Google Maps will now recommend places to visit based on where you’ve already been

After initially previewing the update at its I/O developer conference, Google has begun to roll out some of its new features for Google Maps, including an array of settings that revolve around personalized recommendations.

Two new tabs can be found on the Google Maps homescreen – “Explore” and “For You” – which give you a rundown of places such as restaurants, venues and landmarks based on your location and previous activity.

While the Explore tab takes into account your current location and time of day in order to offer up personalized suggestions, the For You tab takes a look at the areas you frequent. This latter tab also keeps you in the loop about restaurants opening up and other popular, trending places in the area.

Where should we eat?

Under the Explore tab, you’ll be able to filter through curated lists with categories such as coffee and attractions, while Google is making use of its vast swathes of user data to compile recommendations of “healthy takeout”, “cheap eats”, “where the locals eat”, and more.

If you’re chasing down the top 10 burger joints in an area, Google Maps will now keep track of your progress and let you know you’ve been to four of them already, showing you which ones you still need to visit.

If you already have location history enabled, the app will now be able to give you a percentage score (or “Your Match”) on just how likely you are to enjoy a place based on your previously visited places.

Google Maps’ latest feature-set has already begun to roll out to users around the globe and will continue to do so over the coming weeks, but the For You tab is currently only for users in the US, UK, Canada, Australia, and Japan.

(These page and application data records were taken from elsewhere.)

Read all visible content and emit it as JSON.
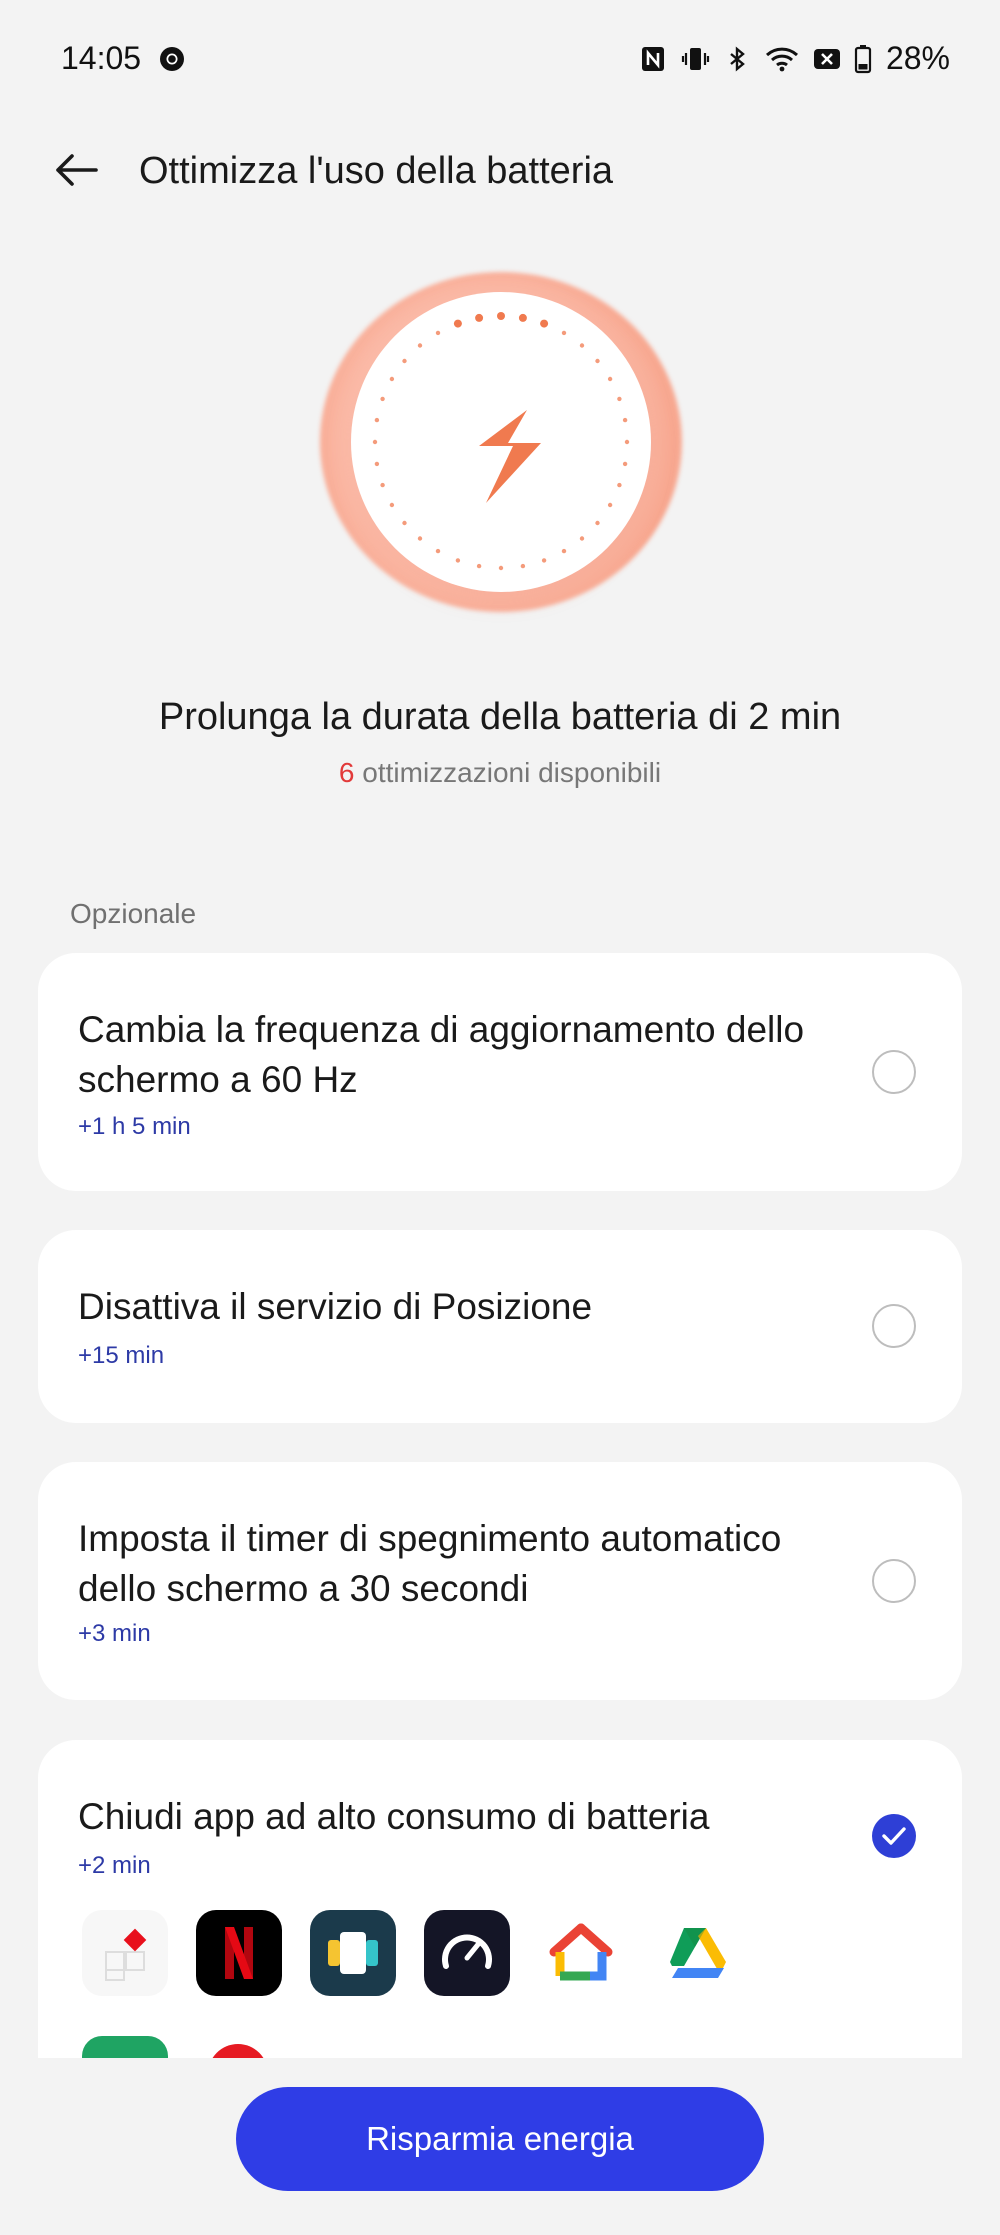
{
  "status_bar": {
    "time": "14:05",
    "battery_percent": "28%",
    "icons": [
      "chrome-icon",
      "nfc-icon",
      "vibrate-icon",
      "bluetooth-icon",
      "wifi-icon",
      "no-sim-icon",
      "battery-icon"
    ]
  },
  "header": {
    "title": "Ottimizza l'uso della batteria",
    "back_icon": "arrow-left-icon"
  },
  "hero": {
    "icon": "lightning-bolt-icon",
    "accent_color": "#f07a4f"
  },
  "summary": {
    "headline": "Prolunga la durata della batteria di 2 min",
    "count": "6",
    "count_suffix": " ottimizzazioni disponibili"
  },
  "section": {
    "label": "Opzionale"
  },
  "options": [
    {
      "title": "Cambia la frequenza di aggiornamento dello schermo a 60 Hz",
      "gain": "+1 h 5 min",
      "checked": false
    },
    {
      "title": "Disattiva il servizio di Posizione",
      "gain": "+15 min",
      "checked": false
    },
    {
      "title": "Imposta il timer di spegnimento automatico dello schermo a 30 secondi",
      "gain": "+3 min",
      "checked": false
    },
    {
      "title": "Chiudi app ad alto consumo di batteria",
      "gain": "+2 min",
      "checked": true,
      "apps": [
        "shapes-app-icon",
        "netflix-icon",
        "stack-app-icon",
        "speedtest-icon",
        "google-home-icon",
        "google-drive-icon"
      ]
    }
  ],
  "action": {
    "label": "Risparmia energia",
    "color": "#2f3de6"
  }
}
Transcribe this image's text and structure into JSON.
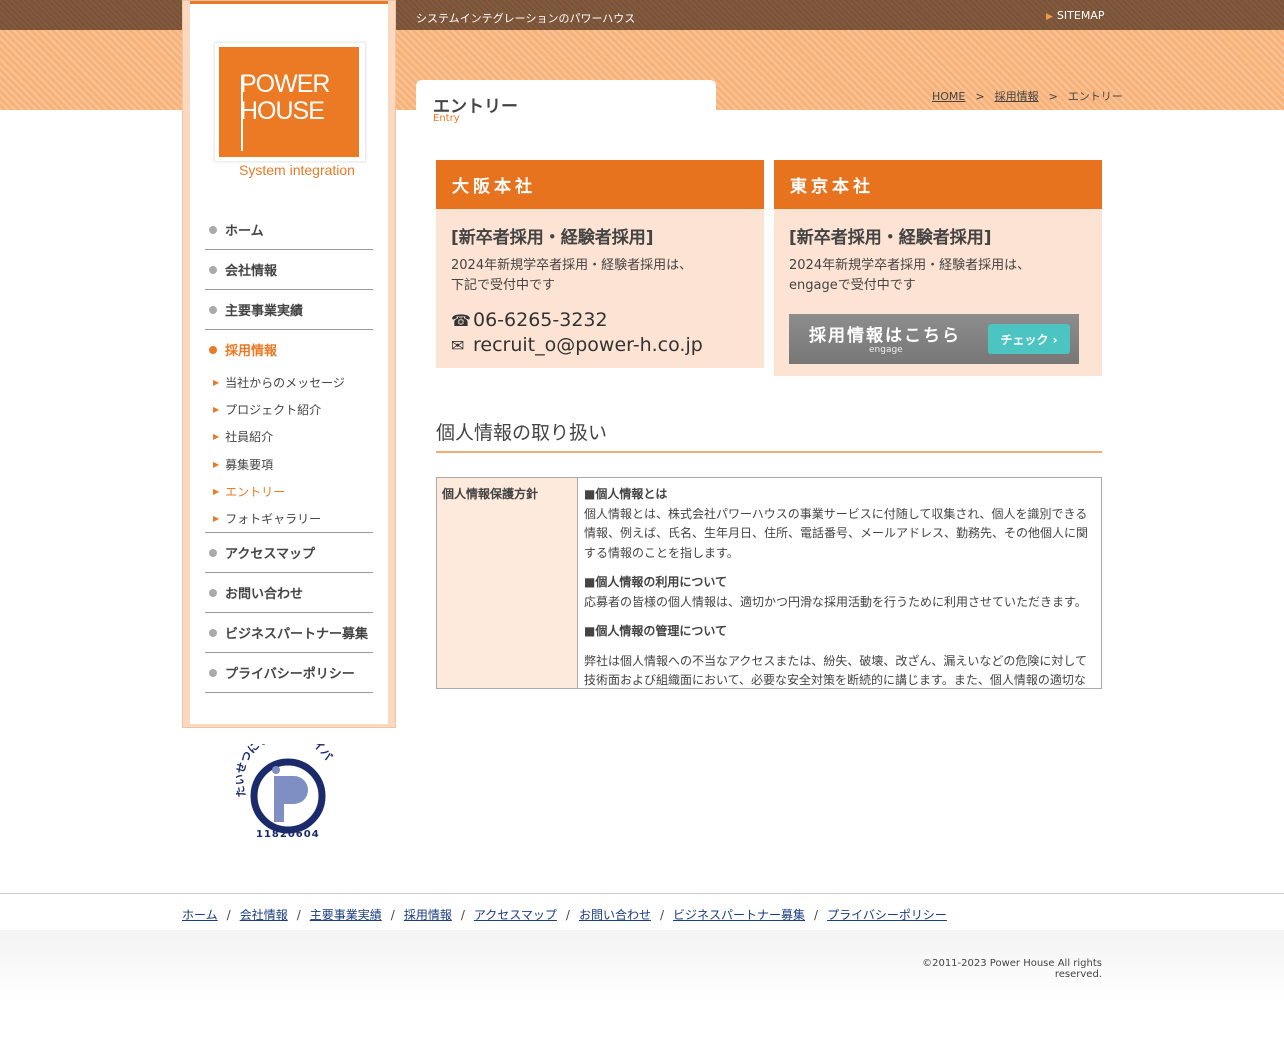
{
  "header": {
    "tagline": "システムインテグレーションのパワーハウス",
    "sitemap": "SITEMAP"
  },
  "logo": {
    "line1": "POWER",
    "line2": "HOUSE",
    "sub": "System integration"
  },
  "nav": {
    "items": [
      "ホーム",
      "会社情報",
      "主要事業実績",
      "採用情報"
    ],
    "sub_items": [
      "当社からのメッセージ",
      "プロジェクト紹介",
      "社員紹介",
      "募集要項",
      "エントリー",
      "フォトギャラリー"
    ],
    "items_after": [
      "アクセスマップ",
      "お問い合わせ",
      "ビジネスパートナー募集",
      "プライバシーポリシー"
    ],
    "active": "採用情報",
    "active_sub": "エントリー"
  },
  "pmark": {
    "text": "たいせつにしますプライバシー",
    "number": "11820604"
  },
  "page": {
    "title": "エントリー",
    "subtitle": "Entry"
  },
  "breadcrumb": {
    "home": "HOME",
    "sep": ">",
    "parent": "採用情報",
    "current": "エントリー"
  },
  "osaka": {
    "title": "大阪本社",
    "sub": "[新卒者採用・経験者採用]",
    "text1": "2024年新規学卒者採用・経験者採用は、",
    "text2": "下記で受付中です",
    "phone_icon": "☎",
    "phone": "06-6265-3232",
    "mail_icon": "✉",
    "email": "recruit_o@power-h.co.jp"
  },
  "tokyo": {
    "title": "東京本社",
    "sub": "[新卒者採用・経験者採用]",
    "text1": "2024年新規学卒者採用・経験者採用は、",
    "text2": "engageで受付中です",
    "banner_text": "採用情報はこちら",
    "banner_sub": "engage",
    "banner_btn": "チェック ›"
  },
  "privacy": {
    "section_title": "個人情報の取り扱い",
    "th": "個人情報保護方針",
    "h1": "■個人情報とは",
    "p1": "個人情報とは、株式会社パワーハウスの事業サービスに付随して収集され、個人を識別できる情報、例えば、氏名、生年月日、住所、電話番号、メールアドレス、勤務先、その他個人に関する情報のことを指します。",
    "h2": "■個人情報の利用について",
    "p2": "応募者の皆様の個人情報は、適切かつ円滑な採用活動を行うために利用させていただきます。",
    "h3": "■個人情報の管理について",
    "p3": "弊社は個人情報への不当なアクセスまたは、紛失、破壊、改ざん、漏えいなどの危険に対して技術面および組織面において、必要な安全対策を断続的に講じます。また、個人情報の適切な"
  },
  "footer": {
    "links": [
      "ホーム",
      "会社情報",
      "主要事業実績",
      "採用情報",
      "アクセスマップ",
      "お問い合わせ",
      "ビジネスパートナー募集",
      "プライバシーポリシー"
    ],
    "sep": "/",
    "copyright": "©2011-2023 Power House All rights reserved."
  },
  "colors": {
    "accent": "#e8731f",
    "brown": "#7a5236",
    "light": "#fde3d3"
  }
}
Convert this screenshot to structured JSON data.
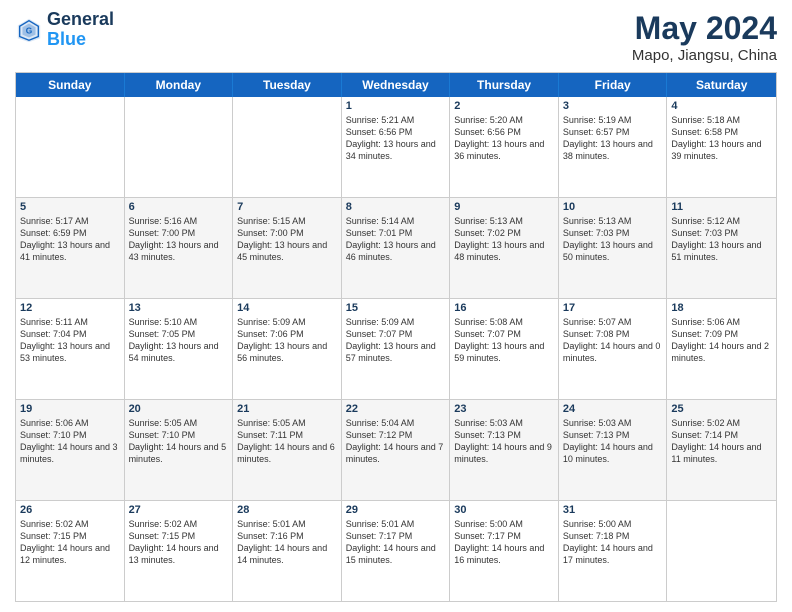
{
  "header": {
    "logo_line1": "General",
    "logo_line2": "Blue",
    "title": "May 2024",
    "subtitle": "Mapo, Jiangsu, China"
  },
  "days": [
    "Sunday",
    "Monday",
    "Tuesday",
    "Wednesday",
    "Thursday",
    "Friday",
    "Saturday"
  ],
  "rows": [
    [
      {
        "date": "",
        "info": ""
      },
      {
        "date": "",
        "info": ""
      },
      {
        "date": "",
        "info": ""
      },
      {
        "date": "1",
        "info": "Sunrise: 5:21 AM\nSunset: 6:56 PM\nDaylight: 13 hours and 34 minutes."
      },
      {
        "date": "2",
        "info": "Sunrise: 5:20 AM\nSunset: 6:56 PM\nDaylight: 13 hours and 36 minutes."
      },
      {
        "date": "3",
        "info": "Sunrise: 5:19 AM\nSunset: 6:57 PM\nDaylight: 13 hours and 38 minutes."
      },
      {
        "date": "4",
        "info": "Sunrise: 5:18 AM\nSunset: 6:58 PM\nDaylight: 13 hours and 39 minutes."
      }
    ],
    [
      {
        "date": "5",
        "info": "Sunrise: 5:17 AM\nSunset: 6:59 PM\nDaylight: 13 hours and 41 minutes."
      },
      {
        "date": "6",
        "info": "Sunrise: 5:16 AM\nSunset: 7:00 PM\nDaylight: 13 hours and 43 minutes."
      },
      {
        "date": "7",
        "info": "Sunrise: 5:15 AM\nSunset: 7:00 PM\nDaylight: 13 hours and 45 minutes."
      },
      {
        "date": "8",
        "info": "Sunrise: 5:14 AM\nSunset: 7:01 PM\nDaylight: 13 hours and 46 minutes."
      },
      {
        "date": "9",
        "info": "Sunrise: 5:13 AM\nSunset: 7:02 PM\nDaylight: 13 hours and 48 minutes."
      },
      {
        "date": "10",
        "info": "Sunrise: 5:13 AM\nSunset: 7:03 PM\nDaylight: 13 hours and 50 minutes."
      },
      {
        "date": "11",
        "info": "Sunrise: 5:12 AM\nSunset: 7:03 PM\nDaylight: 13 hours and 51 minutes."
      }
    ],
    [
      {
        "date": "12",
        "info": "Sunrise: 5:11 AM\nSunset: 7:04 PM\nDaylight: 13 hours and 53 minutes."
      },
      {
        "date": "13",
        "info": "Sunrise: 5:10 AM\nSunset: 7:05 PM\nDaylight: 13 hours and 54 minutes."
      },
      {
        "date": "14",
        "info": "Sunrise: 5:09 AM\nSunset: 7:06 PM\nDaylight: 13 hours and 56 minutes."
      },
      {
        "date": "15",
        "info": "Sunrise: 5:09 AM\nSunset: 7:07 PM\nDaylight: 13 hours and 57 minutes."
      },
      {
        "date": "16",
        "info": "Sunrise: 5:08 AM\nSunset: 7:07 PM\nDaylight: 13 hours and 59 minutes."
      },
      {
        "date": "17",
        "info": "Sunrise: 5:07 AM\nSunset: 7:08 PM\nDaylight: 14 hours and 0 minutes."
      },
      {
        "date": "18",
        "info": "Sunrise: 5:06 AM\nSunset: 7:09 PM\nDaylight: 14 hours and 2 minutes."
      }
    ],
    [
      {
        "date": "19",
        "info": "Sunrise: 5:06 AM\nSunset: 7:10 PM\nDaylight: 14 hours and 3 minutes."
      },
      {
        "date": "20",
        "info": "Sunrise: 5:05 AM\nSunset: 7:10 PM\nDaylight: 14 hours and 5 minutes."
      },
      {
        "date": "21",
        "info": "Sunrise: 5:05 AM\nSunset: 7:11 PM\nDaylight: 14 hours and 6 minutes."
      },
      {
        "date": "22",
        "info": "Sunrise: 5:04 AM\nSunset: 7:12 PM\nDaylight: 14 hours and 7 minutes."
      },
      {
        "date": "23",
        "info": "Sunrise: 5:03 AM\nSunset: 7:13 PM\nDaylight: 14 hours and 9 minutes."
      },
      {
        "date": "24",
        "info": "Sunrise: 5:03 AM\nSunset: 7:13 PM\nDaylight: 14 hours and 10 minutes."
      },
      {
        "date": "25",
        "info": "Sunrise: 5:02 AM\nSunset: 7:14 PM\nDaylight: 14 hours and 11 minutes."
      }
    ],
    [
      {
        "date": "26",
        "info": "Sunrise: 5:02 AM\nSunset: 7:15 PM\nDaylight: 14 hours and 12 minutes."
      },
      {
        "date": "27",
        "info": "Sunrise: 5:02 AM\nSunset: 7:15 PM\nDaylight: 14 hours and 13 minutes."
      },
      {
        "date": "28",
        "info": "Sunrise: 5:01 AM\nSunset: 7:16 PM\nDaylight: 14 hours and 14 minutes."
      },
      {
        "date": "29",
        "info": "Sunrise: 5:01 AM\nSunset: 7:17 PM\nDaylight: 14 hours and 15 minutes."
      },
      {
        "date": "30",
        "info": "Sunrise: 5:00 AM\nSunset: 7:17 PM\nDaylight: 14 hours and 16 minutes."
      },
      {
        "date": "31",
        "info": "Sunrise: 5:00 AM\nSunset: 7:18 PM\nDaylight: 14 hours and 17 minutes."
      },
      {
        "date": "",
        "info": ""
      }
    ]
  ]
}
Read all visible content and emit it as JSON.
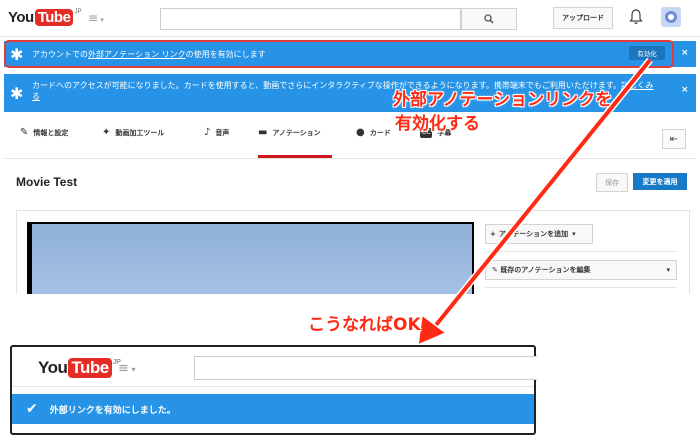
{
  "header": {
    "logo_you": "You",
    "logo_tube": "Tube",
    "logo_region": "JP",
    "guide_icon": "≡",
    "search_icon": "search-icon",
    "upload_label": "アップロード",
    "bell_icon": "bell-icon"
  },
  "banner_external_links": {
    "icon": "✱",
    "text_prefix": "アカウントでの",
    "text_link": "外部アノテーション リンク",
    "text_suffix": "の使用を有効にします",
    "enable_label": "有効化",
    "close": "×"
  },
  "banner_cards": {
    "icon": "✱",
    "text": "カードへのアクセスが可能になりました。カードを使用すると、動画でさらにインタラクティブな操作ができるようになります。携帯端末でもご利用いただけます。",
    "link": "詳しくみる",
    "close": "×"
  },
  "tabs": [
    {
      "icon": "✎",
      "label": "情報と設定"
    },
    {
      "icon": "✦",
      "label": "動画加工ツール"
    },
    {
      "icon": "♪",
      "label": "音声"
    },
    {
      "icon": "▬",
      "label": "アノテーション"
    },
    {
      "icon": "●",
      "label": "カード"
    },
    {
      "icon": "CC",
      "label": "字幕"
    }
  ],
  "back_icon": "⇤",
  "video": {
    "title": "Movie Test",
    "save_label": "保存",
    "apply_label": "変更を適用"
  },
  "annotations": {
    "add_label": "アノテーションを追加",
    "edit_label": "既存のアノテーションを編集"
  },
  "callouts": {
    "instruction_line1": "外部アノテーションリンクを",
    "instruction_line2": "有効化する",
    "result": "こうなればOK"
  },
  "inset": {
    "logo_you": "You",
    "logo_tube": "Tube",
    "logo_region": "JP",
    "guide_icon": "≡",
    "success_message": "外部リンクを有効にしました。",
    "check_icon": "✔"
  },
  "colors": {
    "banner_blue": "#2793e6",
    "arrow_red": "#ff2a14",
    "youtube_red": "#e52d27",
    "apply_blue": "#167ac6"
  }
}
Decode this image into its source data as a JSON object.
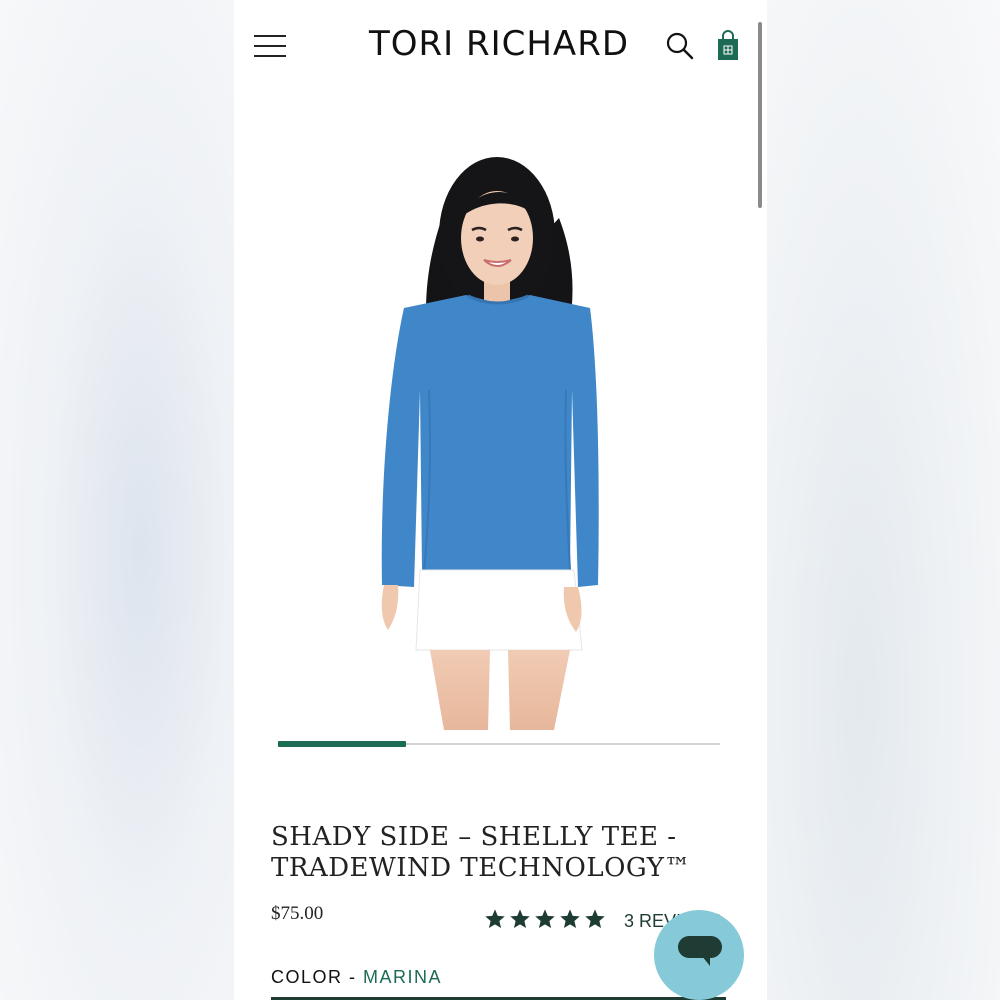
{
  "header": {
    "logo": "TORI RICHARD",
    "menu_icon": "hamburger-menu-icon",
    "search_icon": "search-icon",
    "bag_icon": "shopping-bag-icon"
  },
  "carousel": {
    "progress": 0.29
  },
  "product": {
    "title_line1": "SHADY SIDE – SHELLY TEE -",
    "title_line2": "TRADEWIND TECHNOLOGY™",
    "price": "$75.00",
    "rating": 5,
    "reviews_label": "3 REVIEWS",
    "color_label": "COLOR - ",
    "color_value": "MARINA"
  },
  "chat": {
    "icon": "chat-bubble-icon"
  },
  "colors": {
    "brand_green": "#1e6b55",
    "dark_green": "#1e3b34",
    "shirt_blue": "#3f87c9",
    "chat_bg": "#86c9d8"
  }
}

Harry Domanski
Harry is an Australian Journalist for TechRadar with an ear to the ground for future tech, and the other in front of a vintage amplifier. He likes stories told in charming ways, and content consumed through massive screens. He also likes to get his hands dirty with the ethics of the tech.